── RECORD SET ──

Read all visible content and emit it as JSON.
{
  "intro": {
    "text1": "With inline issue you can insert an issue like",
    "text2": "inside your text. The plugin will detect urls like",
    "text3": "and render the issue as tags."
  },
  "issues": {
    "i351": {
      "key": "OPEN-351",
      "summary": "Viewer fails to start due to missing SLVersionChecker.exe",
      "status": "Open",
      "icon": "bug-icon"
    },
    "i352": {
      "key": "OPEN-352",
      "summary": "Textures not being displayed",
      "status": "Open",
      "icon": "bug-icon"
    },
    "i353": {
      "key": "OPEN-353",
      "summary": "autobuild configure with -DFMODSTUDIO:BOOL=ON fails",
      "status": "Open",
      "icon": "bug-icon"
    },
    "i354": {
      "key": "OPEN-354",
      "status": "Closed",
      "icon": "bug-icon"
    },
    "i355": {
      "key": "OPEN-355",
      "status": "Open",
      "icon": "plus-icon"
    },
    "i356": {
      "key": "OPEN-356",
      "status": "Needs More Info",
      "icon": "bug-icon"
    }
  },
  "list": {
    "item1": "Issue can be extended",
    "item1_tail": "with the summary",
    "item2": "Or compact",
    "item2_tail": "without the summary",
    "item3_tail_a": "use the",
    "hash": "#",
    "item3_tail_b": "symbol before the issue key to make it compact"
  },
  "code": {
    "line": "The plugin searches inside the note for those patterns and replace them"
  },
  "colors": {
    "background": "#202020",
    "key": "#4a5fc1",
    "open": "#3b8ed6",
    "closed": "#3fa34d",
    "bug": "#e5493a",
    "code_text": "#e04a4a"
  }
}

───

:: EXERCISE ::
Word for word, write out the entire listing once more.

:: TASK RESULT ::
Read all visible content and emit it as JSON.
{
  "intro": {
    "text1": "With inline issue you can insert an issue like",
    "text2": "inside your text. The plugin will detect urls like",
    "text3": "and render the issue as tags."
  },
  "issues": {
    "i351": {
      "key": "OPEN-351",
      "summary": "Viewer fails to start due to missing SLVersionChecker.exe",
      "status": "Open",
      "icon": "bug-icon"
    },
    "i352": {
      "key": "OPEN-352",
      "summary": "Textures not being displayed",
      "status": "Open",
      "icon": "bug-icon"
    },
    "i353": {
      "key": "OPEN-353",
      "summary": "autobuild configure with -DFMODSTUDIO:BOOL=ON fails",
      "status": "Open",
      "icon": "bug-icon"
    },
    "i354": {
      "key": "OPEN-354",
      "status": "Closed",
      "icon": "bug-icon"
    },
    "i355": {
      "key": "OPEN-355",
      "status": "Open",
      "icon": "plus-icon"
    },
    "i356": {
      "key": "OPEN-356",
      "status": "Needs More Info",
      "icon": "bug-icon"
    }
  },
  "list": {
    "item1": "Issue can be extended",
    "item1_tail": "with the summary",
    "item2": "Or compact",
    "item2_tail": "without the summary",
    "item3_tail_a": "use the",
    "hash": "#",
    "item3_tail_b": "symbol before the issue key to make it compact"
  },
  "code": {
    "line": "The plugin searches inside the note for those patterns and replace them"
  },
  "colors": {
    "background": "#202020",
    "key": "#4a5fc1",
    "open": "#3b8ed6",
    "closed": "#3fa34d",
    "bug": "#e5493a",
    "code_text": "#e04a4a"
  }
}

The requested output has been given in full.